Exercise directions ▸ Each line of the entries below that holds "Recebidos" is needed, copied in full.

Items from a data source ▸
*** Begin section ***

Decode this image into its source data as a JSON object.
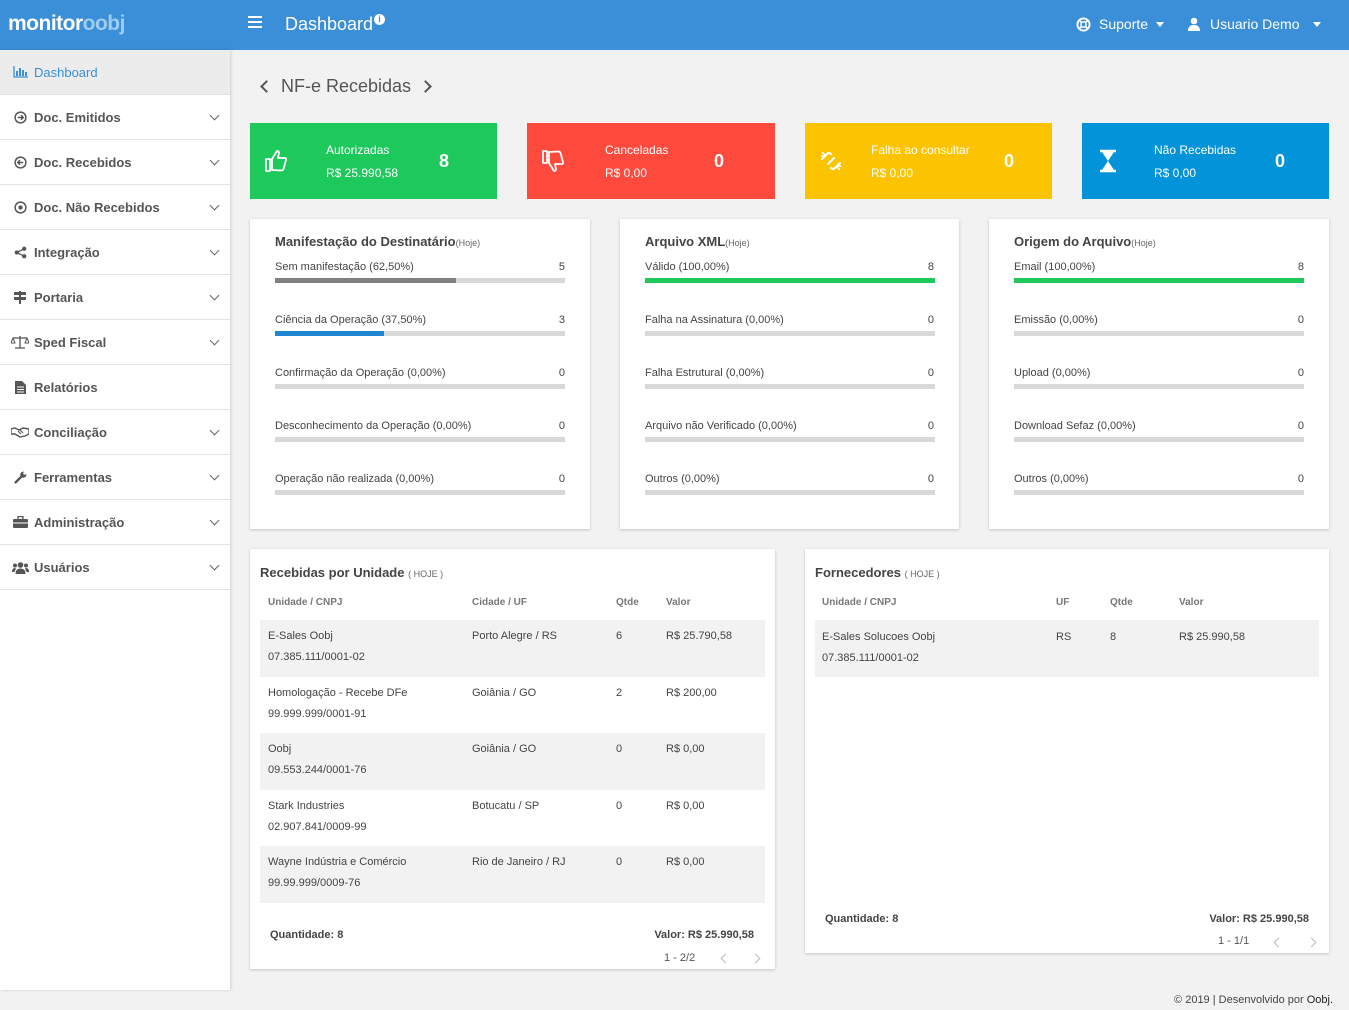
{
  "brand": {
    "part1": "monitor",
    "part2": "oobj"
  },
  "topbar": {
    "title": "Dashboard",
    "info_mark": "i",
    "support": "Suporte",
    "user": "Usuario Demo"
  },
  "sidebar": {
    "items": [
      {
        "label": "Dashboard",
        "icon": "chart-icon"
      },
      {
        "label": "Doc. Emitidos",
        "icon": "arrow-circle-icon"
      },
      {
        "label": "Doc. Recebidos",
        "icon": "arrow-circle-icon"
      },
      {
        "label": "Doc. Não Recebidos",
        "icon": "dot-circle-icon"
      },
      {
        "label": "Integração",
        "icon": "share-icon"
      },
      {
        "label": "Portaria",
        "icon": "signpost-icon"
      },
      {
        "label": "Sped Fiscal",
        "icon": "balance-icon"
      },
      {
        "label": "Relatórios",
        "icon": "file-icon"
      },
      {
        "label": "Conciliação",
        "icon": "handshake-icon"
      },
      {
        "label": "Ferramentas",
        "icon": "wrench-icon"
      },
      {
        "label": "Administração",
        "icon": "briefcase-icon"
      },
      {
        "label": "Usuários",
        "icon": "users-icon"
      }
    ]
  },
  "breadcrumb": {
    "title": "NF-e Recebidas"
  },
  "tiles": [
    {
      "label": "Autorizadas",
      "value": "R$ 25.990,58",
      "count": "8",
      "color": "#1ec95c",
      "icon": "thumbs-up-icon"
    },
    {
      "label": "Canceladas",
      "value": "R$ 0,00",
      "count": "0",
      "color": "#fd4a3d",
      "icon": "thumbs-down-icon"
    },
    {
      "label": "Falha ao consultar",
      "value": "R$ 0,00",
      "count": "0",
      "color": "#fcc400",
      "icon": "broken-link-icon"
    },
    {
      "label": "Não Recebidas",
      "value": "R$ 0,00",
      "count": "0",
      "color": "#0393d9",
      "icon": "hourglass-icon"
    }
  ],
  "cards": {
    "manifestacao": {
      "title": "Manifestação do Destinatário",
      "tag": "(Hoje)",
      "rows": [
        {
          "label": "Sem manifestação (62,50%)",
          "value": "5",
          "pct": 0.625,
          "color": "#808080"
        },
        {
          "label": "Ciência da Operação (37,50%)",
          "value": "3",
          "pct": 0.375,
          "color": "#1f86d1"
        },
        {
          "label": "Confirmação da Operação (0,00%)",
          "value": "0",
          "pct": 0,
          "color": "#808080"
        },
        {
          "label": "Desconhecimento da Operação (0,00%)",
          "value": "0",
          "pct": 0,
          "color": "#808080"
        },
        {
          "label": "Operação não realizada (0,00%)",
          "value": "0",
          "pct": 0,
          "color": "#808080"
        }
      ]
    },
    "xml": {
      "title": "Arquivo XML",
      "tag": "(Hoje)",
      "rows": [
        {
          "label": "Válido (100,00%)",
          "value": "8",
          "pct": 1,
          "color": "#1ec95c"
        },
        {
          "label": "Falha na Assinatura (0,00%)",
          "value": "0",
          "pct": 0,
          "color": "#1ec95c"
        },
        {
          "label": "Falha Estrutural (0,00%)",
          "value": "0",
          "pct": 0,
          "color": "#1ec95c"
        },
        {
          "label": "Arquivo não Verificado (0,00%)",
          "value": "0",
          "pct": 0,
          "color": "#1ec95c"
        },
        {
          "label": "Outros (0,00%)",
          "value": "0",
          "pct": 0,
          "color": "#1ec95c"
        }
      ]
    },
    "origem": {
      "title": "Origem do Arquivo",
      "tag": "(Hoje)",
      "rows": [
        {
          "label": "Email (100,00%)",
          "value": "8",
          "pct": 1,
          "color": "#1ec95c"
        },
        {
          "label": "Emissão (0,00%)",
          "value": "0",
          "pct": 0,
          "color": "#1ec95c"
        },
        {
          "label": "Upload (0,00%)",
          "value": "0",
          "pct": 0,
          "color": "#1ec95c"
        },
        {
          "label": "Download Sefaz (0,00%)",
          "value": "0",
          "pct": 0,
          "color": "#1ec95c"
        },
        {
          "label": "Outros (0,00%)",
          "value": "0",
          "pct": 0,
          "color": "#1ec95c"
        }
      ]
    }
  },
  "unidade": {
    "title": "Recebidas por Unidade",
    "tag": "( HOJE )",
    "headers": [
      "Unidade / CNPJ",
      "Cidade / UF",
      "Qtde",
      "Valor"
    ],
    "rows": [
      {
        "name": "E-Sales Oobj",
        "cnpj": "07.385.111/0001-02",
        "city": "Porto Alegre / RS",
        "qtde": "6",
        "valor": "R$ 25.790,58"
      },
      {
        "name": "Homologação - Recebe DFe",
        "cnpj": "99.999.999/0001-91",
        "city": "Goiânia / GO",
        "qtde": "2",
        "valor": "R$ 200,00"
      },
      {
        "name": "Oobj",
        "cnpj": "09.553.244/0001-76",
        "city": "Goiânia / GO",
        "qtde": "0",
        "valor": "R$ 0,00"
      },
      {
        "name": "Stark Industries",
        "cnpj": "02.907.841/0009-99",
        "city": "Botucatu / SP",
        "qtde": "0",
        "valor": "R$ 0,00"
      },
      {
        "name": "Wayne Indústria e Comércio",
        "cnpj": "99.99.999/0009-76",
        "city": "Rio de Janeiro / RJ",
        "qtde": "0",
        "valor": "R$ 0,00"
      }
    ],
    "quantidade": "Quantidade: 8",
    "valor": "Valor: R$ 25.990,58",
    "page": "1 - 2/2"
  },
  "fornecedores": {
    "title": "Fornecedores",
    "tag": "( HOJE )",
    "headers": [
      "Unidade / CNPJ",
      "UF",
      "Qtde",
      "Valor"
    ],
    "rows": [
      {
        "name": "E-Sales Solucoes Oobj",
        "cnpj": "07.385.111/0001-02",
        "uf": "RS",
        "qtde": "8",
        "valor": "R$ 25.990,58"
      }
    ],
    "quantidade": "Quantidade: 8",
    "valor": "Valor: R$ 25.990,58",
    "page": "1 - 1/1"
  },
  "footer": {
    "text": "© 2019 | Desenvolvido por",
    "brand": "Oobj."
  }
}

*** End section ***

The answer ▸
        "label": "Doc. Recebidos",
        "label": "Doc. Não Recebidos",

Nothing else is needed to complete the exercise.